# ASSIGNED TASK
The records sit below this line. Repeat all of them exactly.

-- -- --

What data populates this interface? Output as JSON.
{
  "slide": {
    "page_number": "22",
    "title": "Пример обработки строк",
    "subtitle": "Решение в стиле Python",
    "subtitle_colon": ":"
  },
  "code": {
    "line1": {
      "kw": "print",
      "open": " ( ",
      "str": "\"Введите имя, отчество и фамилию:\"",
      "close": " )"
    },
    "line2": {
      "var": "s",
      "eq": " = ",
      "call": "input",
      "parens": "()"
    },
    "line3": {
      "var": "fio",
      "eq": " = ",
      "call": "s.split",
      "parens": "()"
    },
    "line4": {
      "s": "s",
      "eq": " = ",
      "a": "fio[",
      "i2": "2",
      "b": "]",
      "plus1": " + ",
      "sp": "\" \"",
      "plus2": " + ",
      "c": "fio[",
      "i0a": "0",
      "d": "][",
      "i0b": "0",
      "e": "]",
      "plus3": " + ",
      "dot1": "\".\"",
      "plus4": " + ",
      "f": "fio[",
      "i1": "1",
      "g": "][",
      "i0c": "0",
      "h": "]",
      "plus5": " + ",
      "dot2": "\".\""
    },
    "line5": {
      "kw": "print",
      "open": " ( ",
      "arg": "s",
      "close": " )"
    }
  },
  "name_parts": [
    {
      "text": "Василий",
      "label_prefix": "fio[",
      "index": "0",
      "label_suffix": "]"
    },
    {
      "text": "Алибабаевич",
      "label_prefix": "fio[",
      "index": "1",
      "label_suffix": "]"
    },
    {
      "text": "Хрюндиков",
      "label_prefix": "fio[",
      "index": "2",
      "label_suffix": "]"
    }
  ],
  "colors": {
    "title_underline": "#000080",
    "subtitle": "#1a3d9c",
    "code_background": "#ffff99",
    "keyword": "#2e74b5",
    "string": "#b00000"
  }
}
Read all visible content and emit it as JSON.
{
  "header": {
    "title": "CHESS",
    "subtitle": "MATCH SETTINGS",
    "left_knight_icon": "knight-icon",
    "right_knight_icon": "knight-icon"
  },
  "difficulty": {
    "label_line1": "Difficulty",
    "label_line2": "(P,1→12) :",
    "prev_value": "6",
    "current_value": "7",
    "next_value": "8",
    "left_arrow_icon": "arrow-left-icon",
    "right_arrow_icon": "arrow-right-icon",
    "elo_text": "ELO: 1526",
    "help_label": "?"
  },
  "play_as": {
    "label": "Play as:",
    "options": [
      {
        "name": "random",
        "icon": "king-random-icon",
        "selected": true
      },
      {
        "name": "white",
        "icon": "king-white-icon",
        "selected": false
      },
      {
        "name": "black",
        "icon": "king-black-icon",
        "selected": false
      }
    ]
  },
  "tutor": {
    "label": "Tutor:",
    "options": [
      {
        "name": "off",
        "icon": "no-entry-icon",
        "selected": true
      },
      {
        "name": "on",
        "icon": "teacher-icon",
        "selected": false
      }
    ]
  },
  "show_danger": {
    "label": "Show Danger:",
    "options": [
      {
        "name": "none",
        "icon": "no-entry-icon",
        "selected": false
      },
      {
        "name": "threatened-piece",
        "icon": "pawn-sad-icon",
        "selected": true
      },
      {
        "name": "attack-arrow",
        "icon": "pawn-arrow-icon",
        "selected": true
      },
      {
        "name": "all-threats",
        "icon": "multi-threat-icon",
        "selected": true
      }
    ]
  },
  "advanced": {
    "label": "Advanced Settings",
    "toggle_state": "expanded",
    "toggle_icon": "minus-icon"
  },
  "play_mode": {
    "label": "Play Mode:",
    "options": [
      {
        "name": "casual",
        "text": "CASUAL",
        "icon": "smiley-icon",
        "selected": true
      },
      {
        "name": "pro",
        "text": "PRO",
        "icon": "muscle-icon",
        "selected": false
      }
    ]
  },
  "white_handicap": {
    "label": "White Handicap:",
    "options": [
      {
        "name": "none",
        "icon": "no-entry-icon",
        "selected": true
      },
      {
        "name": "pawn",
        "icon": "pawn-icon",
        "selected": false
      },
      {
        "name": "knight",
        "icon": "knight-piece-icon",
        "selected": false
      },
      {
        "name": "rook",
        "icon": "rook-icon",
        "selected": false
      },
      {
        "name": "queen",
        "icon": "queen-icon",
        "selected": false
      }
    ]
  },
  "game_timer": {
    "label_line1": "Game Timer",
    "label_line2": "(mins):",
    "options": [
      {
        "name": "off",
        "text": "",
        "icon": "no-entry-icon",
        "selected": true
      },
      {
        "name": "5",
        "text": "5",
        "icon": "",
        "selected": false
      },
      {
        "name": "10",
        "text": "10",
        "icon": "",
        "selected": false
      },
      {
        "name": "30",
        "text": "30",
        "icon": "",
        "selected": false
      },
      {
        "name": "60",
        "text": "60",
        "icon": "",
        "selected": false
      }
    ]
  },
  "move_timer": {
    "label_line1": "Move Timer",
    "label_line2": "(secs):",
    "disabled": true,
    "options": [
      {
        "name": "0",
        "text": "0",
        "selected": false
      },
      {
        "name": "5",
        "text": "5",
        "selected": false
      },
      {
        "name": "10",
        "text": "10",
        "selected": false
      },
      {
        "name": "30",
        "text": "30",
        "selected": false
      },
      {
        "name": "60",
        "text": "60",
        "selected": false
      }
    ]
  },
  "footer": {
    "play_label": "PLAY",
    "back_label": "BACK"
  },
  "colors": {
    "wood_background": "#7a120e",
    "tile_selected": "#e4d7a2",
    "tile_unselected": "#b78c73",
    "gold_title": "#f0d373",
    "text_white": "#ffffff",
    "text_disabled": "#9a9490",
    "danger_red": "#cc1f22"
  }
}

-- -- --

# SOLUTION TO THE EXERCISE
What data populates this interface? Output as JSON.
{
  "slide": {
    "page_number": "22",
    "title": "Пример обработки строк",
    "subtitle": "Решение в стиле Python",
    "subtitle_colon": ":"
  },
  "code": {
    "line1": {
      "kw": "print",
      "open": " ( ",
      "str": "\"Введите имя, отчество и фамилию:\"",
      "close": " )"
    },
    "line2": {
      "var": "s",
      "eq": " = ",
      "call": "input",
      "parens": "()"
    },
    "line3": {
      "var": "fio",
      "eq": " = ",
      "call": "s.split",
      "parens": "()"
    },
    "line4": {
      "s": "s",
      "eq": " = ",
      "a": "fio[",
      "i2": "2",
      "b": "]",
      "plus1": " + ",
      "sp": "\" \"",
      "plus2": " + ",
      "c": "fio[",
      "i0a": "0",
      "d": "][",
      "i0b": "0",
      "e": "]",
      "plus3": " + ",
      "dot1": "\".\"",
      "plus4": " + ",
      "f": "fio[",
      "i1": "1",
      "g": "][",
      "i0c": "0",
      "h": "]",
      "plus5": " + ",
      "dot2": "\".\""
    },
    "line5": {
      "kw": "print",
      "open": " ( ",
      "arg": "s",
      "close": " )"
    }
  },
  "name_parts": [
    {
      "text": "Василий",
      "label_prefix": "fio[",
      "index": "0",
      "label_suffix": "]"
    },
    {
      "text": "Алибабаевич",
      "label_prefix": "fio[",
      "index": "1",
      "label_suffix": "]"
    },
    {
      "text": "Хрюндиков",
      "label_prefix": "fio[",
      "index": "2",
      "label_suffix": "]"
    }
  ],
  "colors": {
    "title_underline": "#000080",
    "subtitle": "#1a3d9c",
    "code_background": "#ffff99",
    "keyword": "#2e74b5",
    "string": "#b00000"
  }
}
Read all visible content and emit it as JSON.
{
  "header": {
    "title": "CHESS",
    "subtitle": "MATCH SETTINGS",
    "left_knight_icon": "knight-icon",
    "right_knight_icon": "knight-icon"
  },
  "difficulty": {
    "label_line1": "Difficulty",
    "label_line2": "(P,1→12) :",
    "prev_value": "6",
    "current_value": "7",
    "next_value": "8",
    "left_arrow_icon": "arrow-left-icon",
    "right_arrow_icon": "arrow-right-icon",
    "elo_text": "ELO: 1526",
    "help_label": "?"
  },
  "play_as": {
    "label": "Play as:",
    "options": [
      {
        "name": "random",
        "icon": "king-random-icon",
        "selected": true
      },
      {
        "name": "white",
        "icon": "king-white-icon",
        "selected": false
      },
      {
        "name": "black",
        "icon": "king-black-icon",
        "selected": false
      }
    ]
  },
  "tutor": {
    "label": "Tutor:",
    "options": [
      {
        "name": "off",
        "icon": "no-entry-icon",
        "selected": true
      },
      {
        "name": "on",
        "icon": "teacher-icon",
        "selected": false
      }
    ]
  },
  "show_danger": {
    "label": "Show Danger:",
    "options": [
      {
        "name": "none",
        "icon": "no-entry-icon",
        "selected": false
      },
      {
        "name": "threatened-piece",
        "icon": "pawn-sad-icon",
        "selected": true
      },
      {
        "name": "attack-arrow",
        "icon": "pawn-arrow-icon",
        "selected": true
      },
      {
        "name": "all-threats",
        "icon": "multi-threat-icon",
        "selected": true
      }
    ]
  },
  "advanced": {
    "label": "Advanced Settings",
    "toggle_state": "expanded",
    "toggle_icon": "minus-icon"
  },
  "play_mode": {
    "label": "Play Mode:",
    "options": [
      {
        "name": "casual",
        "text": "CASUAL",
        "icon": "smiley-icon",
        "selected": true
      },
      {
        "name": "pro",
        "text": "PRO",
        "icon": "muscle-icon",
        "selected": false
      }
    ]
  },
  "white_handicap": {
    "label": "White Handicap:",
    "options": [
      {
        "name": "none",
        "icon": "no-entry-icon",
        "selected": true
      },
      {
        "name": "pawn",
        "icon": "pawn-icon",
        "selected": false
      },
      {
        "name": "knight",
        "icon": "knight-piece-icon",
        "selected": false
      },
      {
        "name": "rook",
        "icon": "rook-icon",
        "selected": false
      },
      {
        "name": "queen",
        "icon": "queen-icon",
        "selected": false
      }
    ]
  },
  "game_timer": {
    "label_line1": "Game Timer",
    "label_line2": "(mins):",
    "options": [
      {
        "name": "off",
        "text": "",
        "icon": "no-entry-icon",
        "selected": true
      },
      {
        "name": "5",
        "text": "5",
        "icon": "",
        "selected": false
      },
      {
        "name": "10",
        "text": "10",
        "icon": "",
        "selected": false
      },
      {
        "name": "30",
        "text": "30",
        "icon": "",
        "selected": false
      },
      {
        "name": "60",
        "text": "60",
        "icon": "",
        "selected": false
      }
    ]
  },
  "move_timer": {
    "label_line1": "Move Timer",
    "label_line2": "(secs):",
    "disabled": true,
    "options": [
      {
        "name": "0",
        "text": "0",
        "selected": false
      },
      {
        "name": "5",
        "text": "5",
        "selected": false
      },
      {
        "name": "10",
        "text": "10",
        "selected": false
      },
      {
        "name": "30",
        "text": "30",
        "selected": false
      },
      {
        "name": "60",
        "text": "60",
        "selected": false
      }
    ]
  },
  "footer": {
    "play_label": "PLAY",
    "back_label": "BACK"
  },
  "colors": {
    "wood_background": "#7a120e",
    "tile_selected": "#e4d7a2",
    "tile_unselected": "#b78c73",
    "gold_title": "#f0d373",
    "text_white": "#ffffff",
    "text_disabled": "#9a9490",
    "danger_red": "#cc1f22"
  }
}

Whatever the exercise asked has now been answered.